created_at2019-07-27 17:55:57.780232
updated_at2020-04-15 14:49:01.0088
descriptionA language for analysis and synthesis of cause-effect synchronised interacting systems




Latest version docs Rust CC-BY-4.0 MIT

A language for analysis and synthesis of cause-effect synchronised interacting systems.


Ascesis syntax is almost fully covered by formal definition. The primary reference is the specification in EBNF. Some details concerning lexing are left to the implementation notes. There are also two, mostly conformant implementation files, which may serve as a secondary reference — one is used for sentence generation and another for parsing.


For now, see implementation notes.


Single arrow

The simplest fat arrow rule defines a single-arrow structure. For example, below is the rule a => b, which is the entire contents of the Arrow structure definition. The Arrow structure is in turn instantiated in the body of the Main structure definition.

ces Arrow { a => b }
ces Main { Arrow() }

The Main structure cannot be instantiated explicitly. Instead, the instantiation of Main is performed when a .ces file containing its definition is being interpreted. All structure identifiers defined in a file must be unique.

Any fat arrow rule is equivalent to a rule expression consisting of a sequence of thin arrow rules separated with (infix) addition operator. The fat-into-thin (FIT) transformation steps are sketched out in implementation notes. The arrow above is thus equivalent to

ces Arrow { { a -> b } + { b <- a } }
ces Main { Arrow() }

If the addition operator was missing between rule expressions, then their syntactic concatenation would be interpreted as multiplication of corresponding polynomials. Note, however, that when two thin arrow rules are used for defining a single-arrow structure, the result of their multiplication is the same as the result of addition. For example, next fragment will be interpreted as the same arrow as above (for brevity, here defined directly in Main),

ces Main { { a -> b } { b <- a } }

Indeed, in this case we get bθ for effect polynomial of node a, and θa for cause polynomial of node b.


By default, node labels are equal to node identifiers, node capacities are equal to 1, all node-to-monomial multiplicities are equal to 1, and there are no inhibitors. Therefore, in all previous examples these mappings are declared implicitly as

vis { labels: { a: "a", b: "b" } }
caps { 1 a b }
weights { 1 a -> b, 1 b <- a }

What follows is a parameterized definition of a single-arrow structure, which is instantiated in the context providing explicitly specified node labels and increased capacity of node a.

ces Arrow(x: Node, y: Node) { x => y }

vis { labels: { a: "Source", z: "Sink" } }
caps { 3 a }

ces Main { Arrow!(a, z) }

Immediate and template definitions


Arrow sequence

A fat arrow rule may consist of two or more polynomials.
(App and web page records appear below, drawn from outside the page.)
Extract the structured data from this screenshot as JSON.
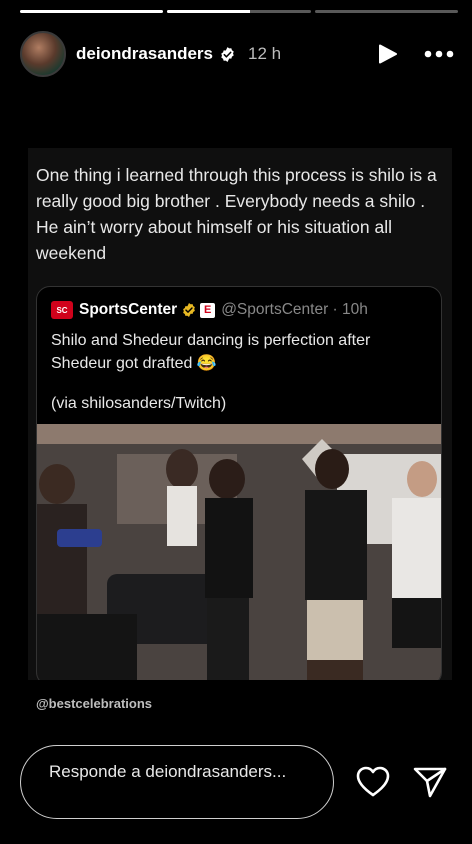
{
  "progress": [
    1,
    0.58,
    0
  ],
  "header": {
    "username": "deiondrasanders",
    "time": "12 h"
  },
  "post": {
    "text": "One thing i learned through this process is shilo is a really good big brother . Everybody needs a shilo . He ain’t worry about himself or his situation all weekend"
  },
  "quote": {
    "logo_text": "SC",
    "name": "SportsCenter",
    "handle": "@SportsCenter · 10h",
    "espn_badge": "E",
    "text": "Shilo and Shedeur dancing is perfection after Shedeur got drafted 😂",
    "via": "(via shilosanders/Twitch)"
  },
  "footer_tag": "@bestcelebrations",
  "reply": {
    "placeholder": "Responde a deiondrasanders..."
  },
  "icons": [
    "verified-icon",
    "play-icon",
    "more-icon",
    "heart-icon",
    "send-icon"
  ]
}
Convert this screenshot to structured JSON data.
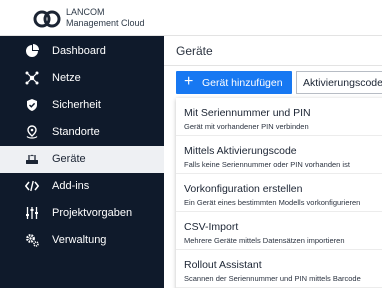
{
  "header": {
    "brand_line1": "LANCOM",
    "brand_line2": "Management Cloud"
  },
  "sidebar": {
    "items": [
      {
        "label": "Dashboard",
        "icon": "dashboard-icon"
      },
      {
        "label": "Netze",
        "icon": "network-icon"
      },
      {
        "label": "Sicherheit",
        "icon": "shield-icon"
      },
      {
        "label": "Standorte",
        "icon": "location-icon"
      },
      {
        "label": "Geräte",
        "icon": "device-icon",
        "active": true
      },
      {
        "label": "Add-ins",
        "icon": "code-icon"
      },
      {
        "label": "Projektvorgaben",
        "icon": "sliders-icon"
      },
      {
        "label": "Verwaltung",
        "icon": "gears-icon"
      }
    ]
  },
  "main": {
    "title": "Geräte",
    "add_button": "Gerät hinzufügen",
    "activation_button": "Aktivierungscodes",
    "menu": [
      {
        "title": "Mit Seriennummer und PIN",
        "subtitle": "Gerät mit vorhandener PIN verbinden"
      },
      {
        "title": "Mittels Aktivierungscode",
        "subtitle": "Falls keine Seriennummer oder PIN vorhanden ist"
      },
      {
        "title": "Vorkonfiguration erstellen",
        "subtitle": "Ein Gerät eines bestimmten Modells vorkonfigurieren"
      },
      {
        "title": "CSV-Import",
        "subtitle": "Mehrere Geräte mittels Datensätzen importieren"
      },
      {
        "title": "Rollout Assistant",
        "subtitle": "Scannen der Seriennummer und PIN mittels Barcode"
      }
    ]
  },
  "colors": {
    "sidebar_bg": "#0f1a2b",
    "accent": "#1778f2",
    "active_bg": "#eef0f3"
  }
}
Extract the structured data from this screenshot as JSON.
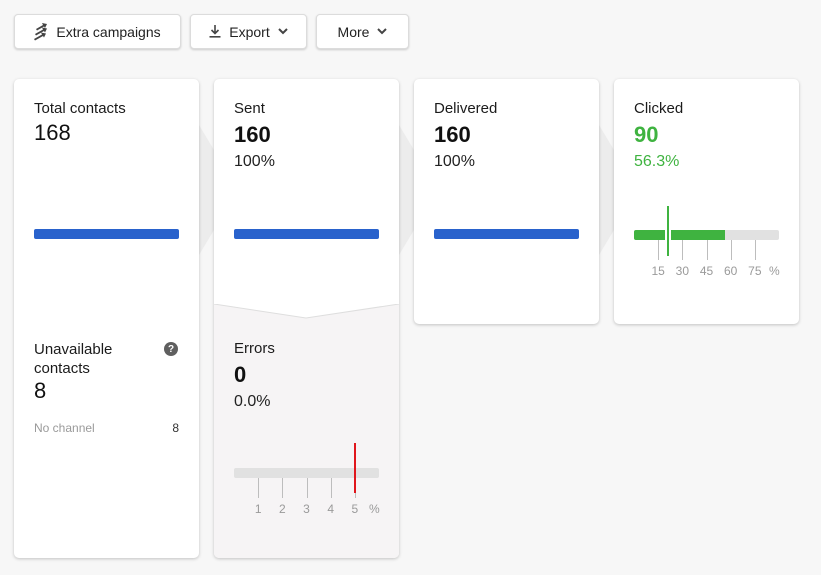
{
  "toolbar": {
    "extra_campaigns": {
      "label": "Extra campaigns",
      "icon": "shuffle-arrows-icon"
    },
    "export": {
      "label": "Export",
      "icon": "download-icon"
    },
    "more": {
      "label": "More"
    }
  },
  "colors": {
    "bar_blue": "#2962cc",
    "success_green": "#3fb340",
    "error_red": "#e0161c",
    "track_gray": "#e1e1e1"
  },
  "total_contacts": {
    "label": "Total contacts",
    "value": "168",
    "bar_fraction": 1.0
  },
  "unavailable": {
    "label": "Unavailable contacts",
    "value": "8",
    "help_icon": "question-circle-icon",
    "breakdown": [
      {
        "label": "No channel",
        "value": "8"
      }
    ]
  },
  "sent": {
    "label": "Sent",
    "value": "160",
    "percent": "100%",
    "bar_fraction": 1.0
  },
  "errors": {
    "label": "Errors",
    "value": "0",
    "percent": "0.0%",
    "gauge": {
      "value_percent": 0.0,
      "max_percent": 6,
      "threshold_percent": 5,
      "ticks": [
        "1",
        "2",
        "3",
        "4",
        "5"
      ],
      "unit": "%"
    }
  },
  "delivered": {
    "label": "Delivered",
    "value": "160",
    "percent": "100%",
    "bar_fraction": 1.0
  },
  "clicked": {
    "label": "Clicked",
    "value": "90",
    "percent": "56.3%",
    "gauge": {
      "value_percent": 56.3,
      "max_percent": 90,
      "benchmark_percent": 21,
      "ticks": [
        "15",
        "30",
        "45",
        "60",
        "75"
      ],
      "unit": "%"
    }
  }
}
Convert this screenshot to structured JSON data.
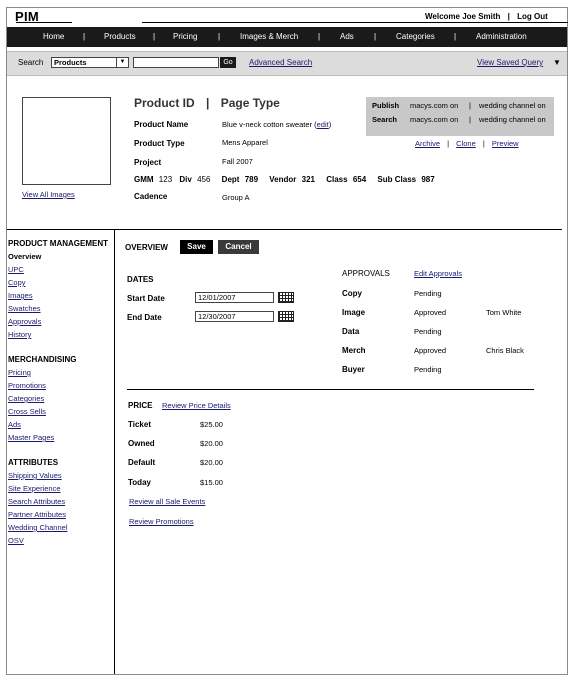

For example, a fat arrow rule with four single-node polynomials results in three arrows,

ces ThreeArrowsInARow(w: Node, x: Node, y: Node, z: Node) { w => x => y => z }

// seven arrows in a row
ces Main {
    ThreeArrowsInARow!(a, b, c, d) + { d => e } + ThreeArrowsInARow!(e, f, g, h)

There are four kinds of atomic rule expressions (constructs allowed in the leaves of rule expression AST): a single thin or single fat arrow rule, an immediate instantiation, or a template instantiation.


A fork structure may be defined with a single fat arrow rule,

ces Main { a => b c }

Each of the rule expressions below is an alternative definition of the same fork as defined above. The final result, their product, is the same fork as well.

ces Main {
    { b c <= a }
    { { a => b } { a => c } }
    { { a -> b c } { b c <- a } }
    { { a -> b c } + { b c <- a } }


Like a fork, a choice structure may be defined with a single fat arrow rule,

ces Main { a => b + c } // equivalently, b <= a => c

Node identifiers occuring in an arrow rule need not be unique. Next is a valid definition of a three-way choice,

ces Main { b <= a => c <= a => d } // equivalent to a => b + c + d

and another expression, where the choice is between a set of nodes and its subset:

ces Main { a => b c + b } // equivalent to { a => b c } + { a => b }


The specification of Ascesis language is licensed under the Creative Commons Attribution 4.0 license. This implementation is licensed under the MIT license. Please read the LICENSE-CC and LICENSE-MIT files in this repository for more information.

Commit count: 75

cargo fmt